A Flurry of Poorly Described Punches
by Dewie Booklover
Editor’s note (Peartree): I named my first cat Sonya after Sonya Blade when I was about 8 years old. Ever since then I’ve always wanted to be with a woman who could not only crush me in her arms if she wanted but also kill me with blowing a kiss. Also, the fact she wasn’t in MK2 is bullshit™. She would never get caught in outworld and be chained to a wall like that.
One of the first pieces of writing I was proud of as a child was based very heavily on the video game Diablo. I loved the dark, bleak world of the game and was inspired to write my own tale set in the Diablo universe. People in 2017 would call it fan fiction. My fourth-grade teacher praised my use of detailed and imaginative language because I had a visual aid to guide me in my masterful descriptions of Diablo and his evil minions. Unfortunately, my old writing is lost to the sands of time, which is a shame because I am almost certain they sounded a lot like the book I was assigned: the novelization of the video game Mortal Kombat. After some discussion it was determined that this is a novelization of the game itself, not the 1995 movie that I have never seen (rated only 1% higher on rotten tomatoes than Paul Blart Mall Cop, so I don’t think I’m missing much).
Without any prior knowledge of the video game (which I admit is probably rare if you’re reading a book called Mortal Kombat), at no point in the 182 tedious pages would you ever have a clear idea of what anyone looked like or where anyone actually was. All the characters were introduced a similar way, a half-baked description of what colour the characters hair and clothes were, followed by another character saying their name, which would almost always end a chapter. Hinting that the author thought you would be so floored that Sub Zero is ACTUALLY in the novelization of Mortal Kombat that you need a few line breaks to catch your breath and dive back in. (I was actually shocked to learn that Sub-Zero is a bad guy, and Scorpion was a good guy. The opposite of what I thought for the last twenty years. So thank god for those line breaks) The settings were just as vague, from Chinese village to stormy ocean cliff, it sure seemed like the characters COULD have been in cool places, but they were never really described in detail enough to know.
Someone please tell me if this is canon or not.

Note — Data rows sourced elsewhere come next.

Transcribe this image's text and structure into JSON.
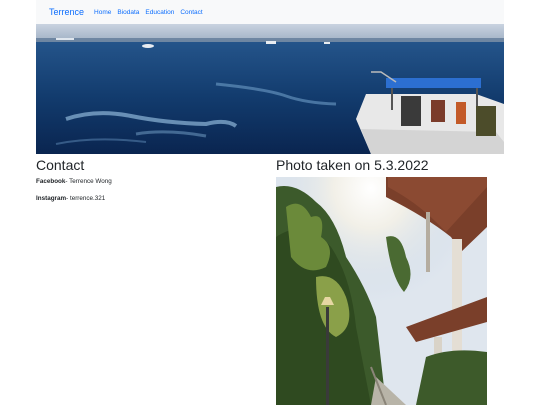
{
  "navbar": {
    "brand": "Terrence",
    "links": [
      "Home",
      "Biodata",
      "Education",
      "Contact"
    ]
  },
  "hero": {
    "image": "sea-boat-photo"
  },
  "contact": {
    "title": "Contact",
    "facebook_label": "Facebook",
    "facebook_value": "- Terrence Wong",
    "instagram_label": "Instagram",
    "instagram_value": "- terrence.321"
  },
  "photo": {
    "title": "Photo taken on 5.3.2022",
    "image": "forest-stairs-photo"
  }
}
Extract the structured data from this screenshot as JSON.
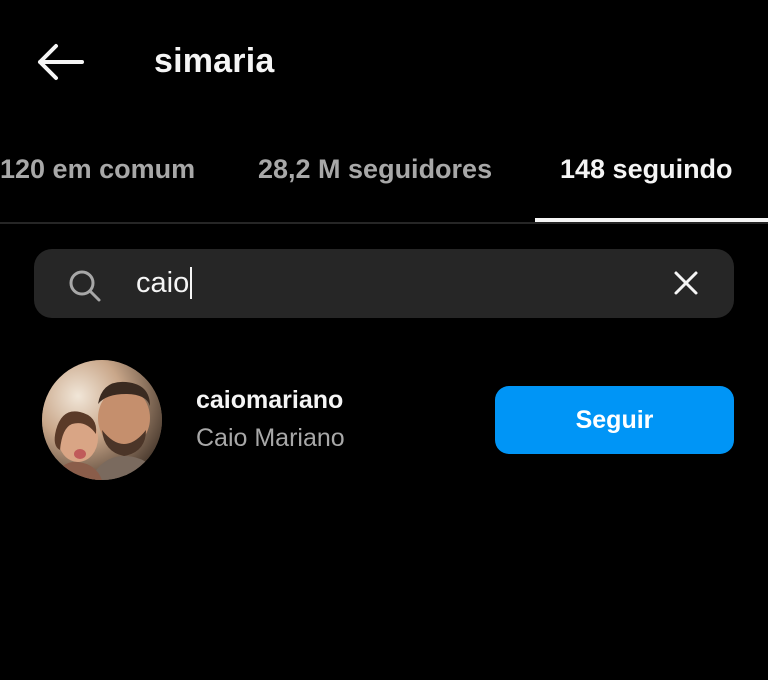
{
  "header": {
    "title": "simaria",
    "back_icon": "arrow-left-icon"
  },
  "tabs": [
    {
      "label": "120 em comum",
      "active": false
    },
    {
      "label": "28,2 M seguidores",
      "active": false
    },
    {
      "label": "148 seguindo",
      "active": true
    }
  ],
  "search": {
    "value": "caio",
    "search_icon": "search-icon",
    "clear_icon": "close-icon"
  },
  "results": [
    {
      "username": "caiomariano",
      "full_name": "Caio Mariano",
      "follow_label": "Seguir"
    }
  ],
  "colors": {
    "background": "#000000",
    "primary_text": "#f5f5f5",
    "secondary_text": "#a8a8a8",
    "search_bg": "#262626",
    "follow_button": "#0095f6"
  }
}
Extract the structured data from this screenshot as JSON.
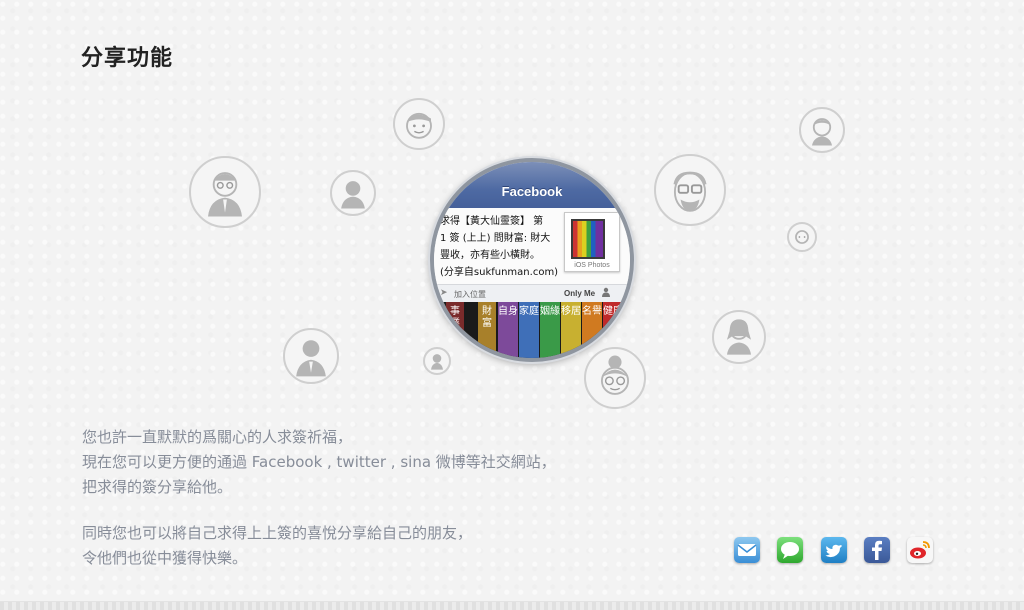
{
  "section": {
    "title": "分享功能"
  },
  "screenshot": {
    "nav_title": "Facebook",
    "post_lines": [
      "求得【黃大仙靈簽】 第",
      "1 簽 (上上) 問財富: 財大",
      "豐收，亦有些小橫財。",
      "(分享自sukfunman.com)"
    ],
    "photo_label": "iOS Photos",
    "location_label": "加入位置",
    "privacy_label": "Only Me",
    "book_spines": [
      "事業",
      "財富",
      "自身",
      "家庭",
      "姻緣",
      "移居",
      "名譽",
      "健康"
    ]
  },
  "description": {
    "paragraph1": [
      "您也許一直默默的爲關心的人求簽祈福，",
      "現在您可以更方便的通過 Facebook , twitter , sina 微博等社交網站，",
      "把求得的簽分享給他。"
    ],
    "paragraph2": [
      "同時您也可以將自己求得上上簽的喜悅分享給自己的朋友，",
      "令他們也從中獲得快樂。"
    ]
  },
  "share_icons": [
    "mail-icon",
    "messages-icon",
    "twitter-icon",
    "facebook-icon",
    "weibo-icon"
  ],
  "colors": {
    "background": "#f3f3f3",
    "title": "#222222",
    "body_text": "#878d99",
    "facebook_blue": "#4e6aa3",
    "twitter_blue": "#2c8fd6",
    "messages_green": "#3cc03c",
    "weibo_red": "#e0262a"
  }
}
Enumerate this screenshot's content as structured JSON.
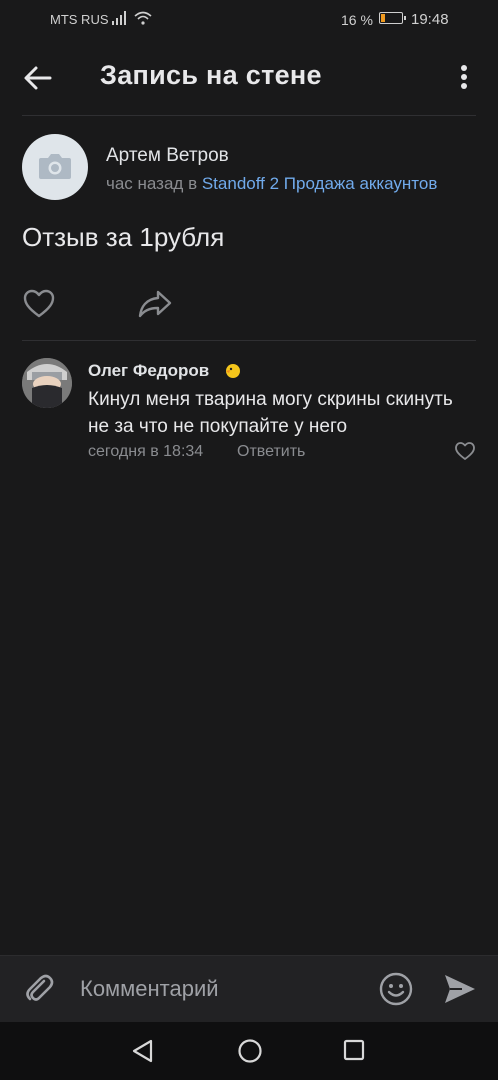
{
  "status_bar": {
    "carrier": "MTS RUS",
    "battery_percent": "16 %",
    "battery_level": 0.16,
    "time": "19:48"
  },
  "header": {
    "title": "Запись на стене"
  },
  "post": {
    "author": "Артем Ветров",
    "time": "час назад в",
    "group": "Standoff 2 Продажа аккаунтов",
    "text": "Отзыв за 1рубля"
  },
  "comment": {
    "author": "Олег Федоров",
    "text": "Кинул меня тварина могу скрины скинуть не за что не покупайте у него",
    "date": "сегодня в 18:34",
    "reply_label": "Ответить"
  },
  "input_bar": {
    "placeholder": "Комментарий"
  },
  "colors": {
    "background": "#19191a",
    "link": "#71aaeb",
    "secondary_text": "#8a8c90",
    "battery_low": "#f09a20"
  },
  "icons": [
    "back-arrow-icon",
    "more-vertical-icon",
    "camera-icon",
    "heart-icon",
    "share-icon",
    "attach-icon",
    "emoji-icon",
    "send-icon"
  ]
}
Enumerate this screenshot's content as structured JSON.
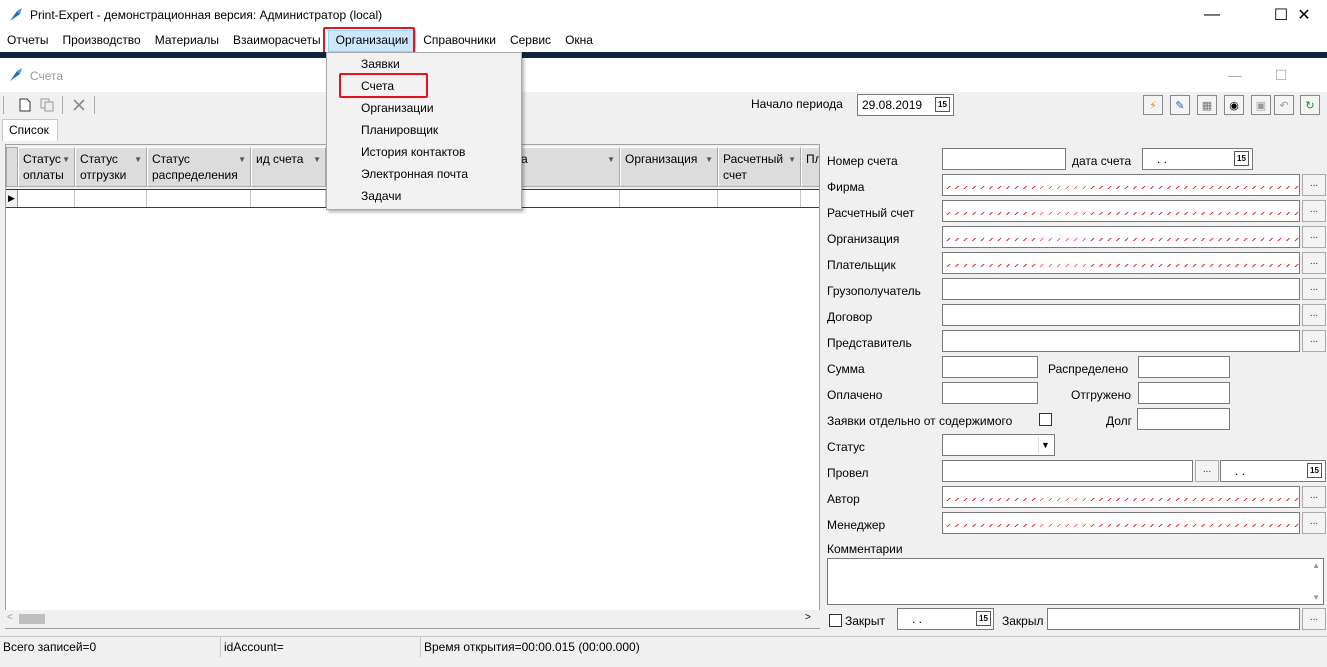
{
  "app": {
    "title": "Print-Expert - демонстрационная версия: Администратор (local)",
    "minimize": "—",
    "maximize": "☐",
    "close": "✕"
  },
  "menubar": {
    "items": [
      "Отчеты",
      "Производство",
      "Материалы",
      "Взаиморасчеты",
      "Организации",
      "Справочники",
      "Сервис",
      "Окна"
    ],
    "active_index": 4
  },
  "dropdown": {
    "items": [
      "Заявки",
      "Счета",
      "Организации",
      "Планировщик",
      "История контактов",
      "Электронная почта",
      "Задачи"
    ],
    "highlighted_index": 1
  },
  "child_window": {
    "title": "Счета"
  },
  "toolbar": {
    "period_label": "Начало периода",
    "period_value": "29.08.2019"
  },
  "tabs": [
    "Список"
  ],
  "grid": {
    "columns": [
      {
        "label": "Статус\nоплаты"
      },
      {
        "label": "Статус\nотгрузки"
      },
      {
        "label": "Статус\nраспределения"
      },
      {
        "label": "ид счета"
      },
      {
        "label": "а"
      },
      {
        "label": "Организация"
      },
      {
        "label": "Расчетный\nсчет"
      },
      {
        "label": "Пл"
      }
    ],
    "row_indicator": "▶"
  },
  "form": {
    "invoice_number_label": "Номер счета",
    "invoice_date_label": "дата счета",
    "invoice_date_value": ". .",
    "firm_label": "Фирма",
    "account_label": "Расчетный счет",
    "organization_label": "Организация",
    "payer_label": "Плательщик",
    "consignee_label": "Грузополучатель",
    "contract_label": "Договор",
    "representative_label": "Представитель",
    "sum_label": "Сумма",
    "distributed_label": "Распределено",
    "paid_label": "Оплачено",
    "shipped_label": "Отгружено",
    "separate_label": "Заявки отдельно от содержимого",
    "debt_label": "Долг",
    "status_label": "Статус",
    "posted_label": "Провел",
    "posted_date_value": ". .",
    "author_label": "Автор",
    "manager_label": "Менеджер",
    "comments_label": "Комментарии",
    "closed_label": "Закрыт",
    "closed_date_value": ". .",
    "closed_by_label": "Закрыл",
    "dots": "..."
  },
  "statusbar": {
    "records": "Всего записей=0",
    "id": "idAccount=",
    "time": "Время открытия=00:00.015 (00:00.000)"
  }
}
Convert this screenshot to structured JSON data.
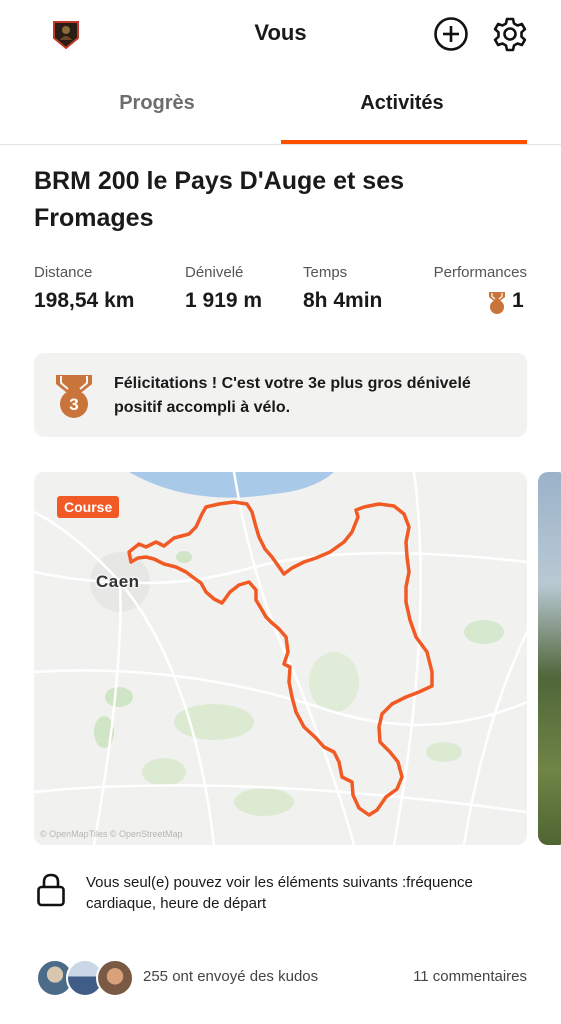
{
  "header": {
    "title": "Vous",
    "profile_icon": "athlete-badge-icon",
    "add_icon": "plus-circle-icon",
    "settings_icon": "gear-icon"
  },
  "tabs": [
    {
      "label": "Progrès",
      "active": false
    },
    {
      "label": "Activités",
      "active": true
    }
  ],
  "activity": {
    "title": "BRM 200 le Pays D'Auge et ses Fromages",
    "stats": [
      {
        "label": "Distance",
        "value": "198,54 km"
      },
      {
        "label": "Dénivelé",
        "value": "1 919 m"
      },
      {
        "label": "Temps",
        "value": "8h 4min"
      },
      {
        "label": "Performances",
        "value": "1",
        "icon": "medal-icon"
      }
    ]
  },
  "achievement": {
    "rank": "3",
    "text": "Félicitations ! C'est votre 3e plus gros dénivelé positif accompli à vélo.",
    "medal_color": "#c9743a"
  },
  "map": {
    "badge": "Course",
    "city": "Caen",
    "attribution": "© OpenMapTiles © OpenStreetMap",
    "route_color": "#f15a24"
  },
  "privacy": {
    "text": "Vous seul(e) pouvez voir les éléments suivants :fréquence cardiaque, heure de départ",
    "icon": "lock-icon"
  },
  "social": {
    "kudos_text": "255 ont envoyé des kudos",
    "comments_text": "11 commentaires"
  },
  "colors": {
    "accent": "#fc5200",
    "card_bg": "#f2f2f0"
  }
}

As the book is based on a fighting game, a large portion of the book is characters fighting. At face value you would almost think that’s exciting, but once you read about one flying jump kick to gut-punch combo you have kind of read them all, and I found myself waiting for the battles to be over so I could go read about another conversation on an island described as a “forbidding mass in a glass-smooth sea.” One thing I enjoyed very much was the shoehorning in of the characters poses and combos from the video game, after a vague description of what I assumed to be an exciting fight, the author spent almost a paragraph describing how Liu Kang held his hands and stood in just a certain way, just to remind you that this book is about your favourite video game, and not an original piece of fiction.
The story is about people FIGHTING, different people fighting in different places. The unfortunate part is there has to be a reason for them to fight. Bad boy Shang Tsung needs souls to open a portal to the Outerworld (Hell) and summon the demon-king Shao Khan. To do this he corrupts Mortal Kombat, an ancient tournament that invites the greatest warriors in the world to compete for honour and glory, and uses it as a sort of soul farm by sacrificing the losers souls to make his portal stronger. This story works well as a two sentence summary or even window dressing for a violent video game, but stretched over even a short novel and a mess of non-canon characters and creative liberties thrown in, the story becomes a jumbled mess. This mess leads to one of the worst and most unfulfilling endings I have ever read.
After what was described as an epic battle, the good guys close the portal to hell. They come face-to-face with Shang Tsung, stripped of his power and are finally able put a stop to all of this once and for all. You will be shocked to learn they don’t. Why? BECAUSE IT IS AGAINST THE LAW TO KILL HIM. After saving the world from what would essentially be the apocalypse, the good guys decide to keep it legal and let an evil wizard and his terrifying four armed monster just continue to hang out and go about their evil business simply because the laws of the land say so. Like an episode of Scooby Doo, the mood then shifts to this weird tone where everyone is kind of friends and the book ends with the evil wizard saying “see you at the next Mortal Kombat.” I could almost imagine Goro, the four armed monster, summoned from hell to wreak havoc on earth, turning and winking at the camera. I can’t believe a paid writer and editor both read that ending and thought “good enough.”
To anyone thinking of reading this book: I got more enjoyment out of reading the Wikipedia article on Mortal Kombat than the actual novel, which I will conveniently link here to save you the trouble.